It’s a common look for golfers who just played a hole that players voted among the Sunny King Charity Classic’s hardest, but Taylor was thinking more of a bigger picture.
“Golf is a chore,” he said light-heartedly.
It’s more of a chore that ever for the 58-year-old Oxford businessman, playing his 27th and final Sunny King through the pain of Plantar Fasciitis in his right foot. Then again, he had special reason to put off saying uncle one year.
His nephew wanted him to play the two-man tournament, so they could play golf together for the first and, likely, final time.
It’s the nephew Taylor didn’t even know played golf.
It’s the nephew whose dad, Taylor’s brother, suffered a fatal heart attack on Christmas Eve in 2001.

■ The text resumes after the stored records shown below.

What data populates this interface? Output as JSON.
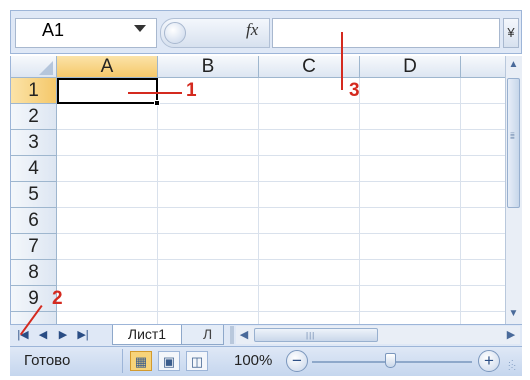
{
  "formula_bar": {
    "name_box_value": "A1",
    "fx_label": "fx"
  },
  "grid": {
    "columns": [
      "A",
      "B",
      "C",
      "D"
    ],
    "rows": [
      "1",
      "2",
      "3",
      "4",
      "5",
      "6",
      "7",
      "8",
      "9"
    ],
    "active_cell": "A1"
  },
  "sheet_tabs": {
    "tabs": [
      "Лист1",
      "Л"
    ],
    "nav_buttons": [
      "first",
      "previous",
      "next",
      "last"
    ]
  },
  "status_bar": {
    "status": "Готово",
    "zoom": "100%"
  },
  "annotations": {
    "label_1": "1",
    "label_2": "2",
    "label_3": "3",
    "color": "#d42a1f"
  },
  "colors": {
    "chrome": "#dfe8f6",
    "header": "#dde6f2",
    "selected_view": "#f7d37a"
  }
}
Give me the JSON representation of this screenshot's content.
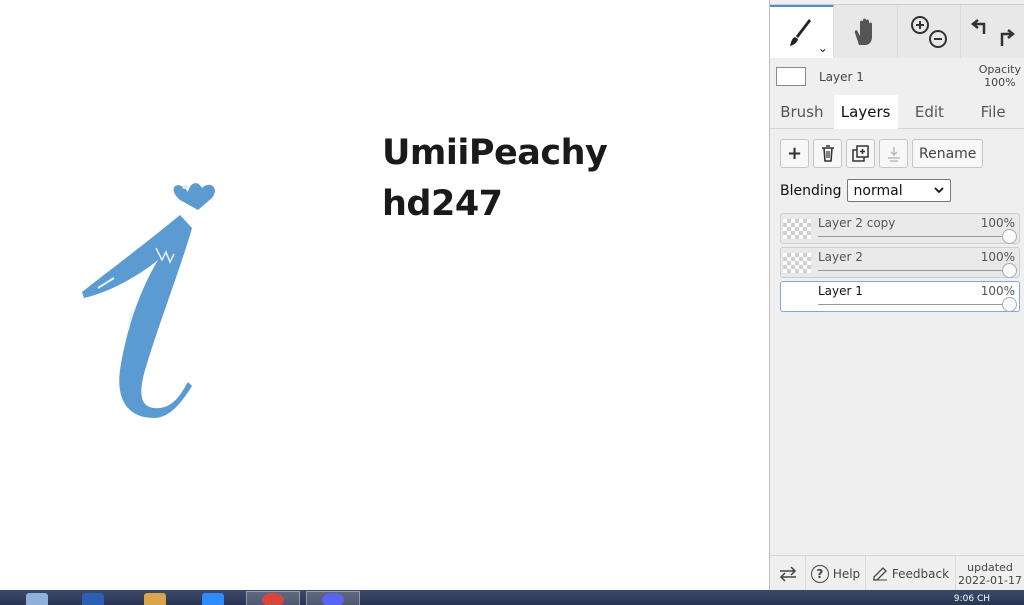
{
  "canvas": {
    "text_line1": "UmiiPeachy",
    "text_line2": "hd247",
    "drawing_color": "#5b9bd1"
  },
  "toolbar": {
    "tools": [
      {
        "name": "brush",
        "icon": "brush-icon",
        "active": true
      },
      {
        "name": "hand",
        "icon": "hand-icon"
      },
      {
        "name": "zoom",
        "icon": "zoom-icon"
      },
      {
        "name": "undo-redo",
        "icon": "undo-redo-icon"
      }
    ],
    "chevron": "⌄"
  },
  "current": {
    "layer_name": "Layer 1",
    "opacity_label": "Opacity",
    "opacity_value": "100%"
  },
  "tabs": [
    "Brush",
    "Layers",
    "Edit",
    "File"
  ],
  "layer_buttons": {
    "add": "+",
    "rename": "Rename"
  },
  "blending": {
    "label": "Blending",
    "value": "normal"
  },
  "layers": [
    {
      "name": "Layer 2 copy",
      "opacity": "100%",
      "selected": false
    },
    {
      "name": "Layer 2",
      "opacity": "100%",
      "selected": false
    },
    {
      "name": "Layer 1",
      "opacity": "100%",
      "selected": true
    }
  ],
  "footer": {
    "help": "Help",
    "feedback": "Feedback",
    "updated_label": "updated",
    "updated_date": "2022-01-17"
  },
  "taskbar": {
    "clock": "9:06 CH"
  },
  "colors": {
    "accent": "#4a90d9",
    "panel_bg": "#efefef"
  }
}
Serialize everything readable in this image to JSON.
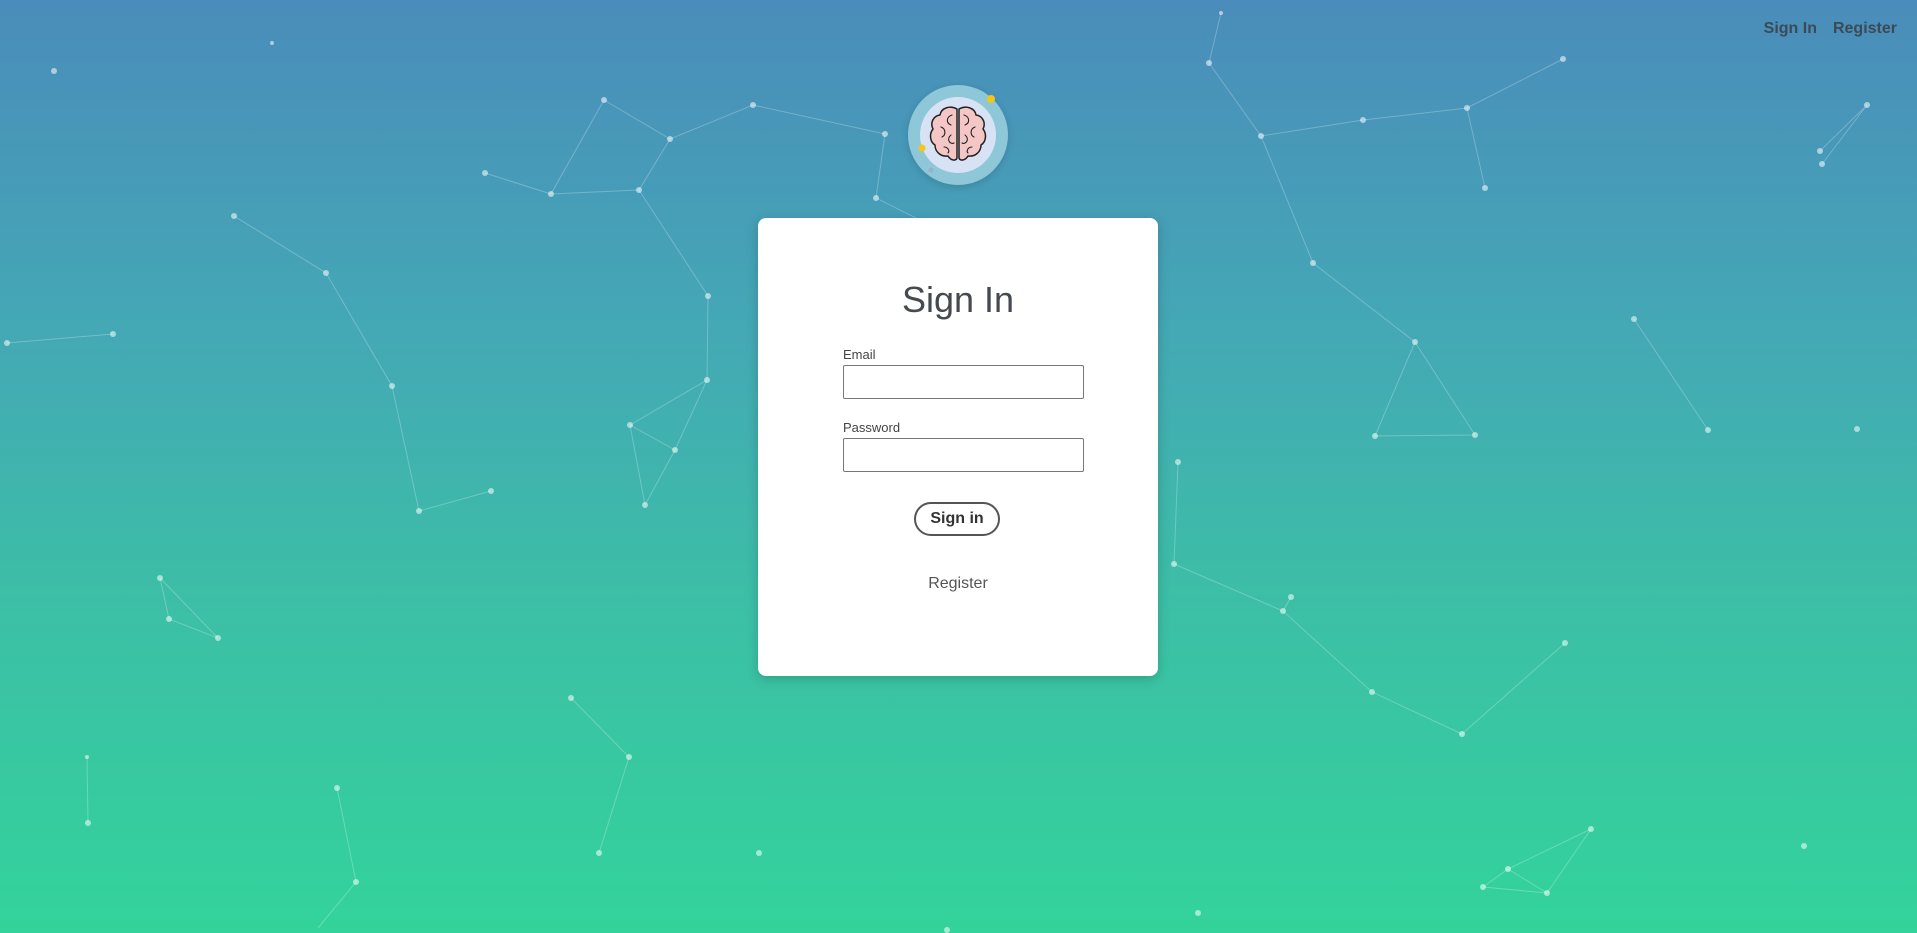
{
  "topnav": {
    "sign_in": "Sign In",
    "register": "Register"
  },
  "logo": {
    "icon": "brain-icon"
  },
  "form": {
    "title": "Sign In",
    "email_label": "Email",
    "email_value": "",
    "password_label": "Password",
    "password_value": "",
    "submit_label": "Sign in",
    "register_link": "Register"
  },
  "colors": {
    "gradient_top": "#4a8cbb",
    "gradient_bottom": "#33d39b",
    "card": "#ffffff",
    "text": "#444a50"
  }
}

“He’s probably smiling right now, seeing us finally playing together,” Donald Taylor said.
And welcome to the essence of the Sunny King Classic, now in its 35th year.
For sure, it’s about charity and the competitive challenge of playing one of the top charity tournaments in these parts. Even the Taylors signed up for the championship flight. Rick played at that level for many years, and Donald hit that level for a time in and about Gainesville, Fla., where he owns an invisible fencing business.
They couldn’t bring themselves to sign up for a lower flight, but neither uncle nor nephew has delusions about winning. They’re at 3-under par, 27 shots off the lead, headed into today’s final round.
No, this is more about that other essence of the Sunny King, the one that causes family members and friends to circle calendars for that special chance to play together.
“We ain’t in it for the score,” Rick said. “We’re in it for the fun.”
Their pairing almost didn’t happen.
Donald, 40, was 15 when his dad followed a job offer from DeArmanville to Florida. He never played golf in high school.
He took up the game as an adult, got serious and got good for a time -- close to the level of play shown by the Sunny King’s top players, he said -- but kids and business cut into his golf time.
Through his dad and cousins Grant and Jessica, Donald heard all about how Uncle Rick’s golfing exploits. At one time, not so long ago, Rick was the guy who played 36 holes a day and played at the top levels of Calhoun County golf.
The thought of uncle and nephew bridging distance and playing together became a some-day proposition, filed away in the heart.
Rick, who put off his wedding a week because the Sunny King was rescheduled, started dialing back his course time four years ago. Years and golf scores tend to notch higher together, and competitive golfers don’t keep playing just to play.
Donald heard through family channels that Rick was ready to call the 2012 Sunny King his last, so Donald contacted his uncle and sold him on playing one more time -- so they could play together.
“This was just about us,” Donald said. “I wanted to play, and I didn’t want him to stop and me not never get a chance to come up here and hang out with him and play with him.
“This is a three-day deal and the biggest amateur charity tournament I’ve ever heard of.”
Rick has dealt with foot pain since January. He has taken steroid shots and reluctantly concedes that surgery is likely, so he’s playing through the pain.
Then again, his treatments might have their plusses.
“I muscled up on it,” Rick joked after hitting his tee shot long on the par-3 17th hole on Saturday. “I think it’s the steroids.”
On longer holes, Rick and Donald have an understanding about tee shots.
“He sits in the cart,” Donald said. “As long as I bomb one out there, he doesn’t even get out.”
It’s worked for 36 holes of their one and only golf outing together. They have just one more round to go, today at Anniston Country Club.
“My life is built around the Sunny King, and I didn’t know he played golf,” Rick said of his nephew. “Evidently, he remembers back when I played golf every day, and I guess he always wanted to play golf.
“I’m 58, and you know you ain’t got that many chances left. You don’t care about the score. You don’t care about how you hit it. It’s all about the fellowship, and it’s meant a lot to him.”
Sports columnist Joe Medley: 256-235-3576, email@example.com. On Twitter @jmedley_star.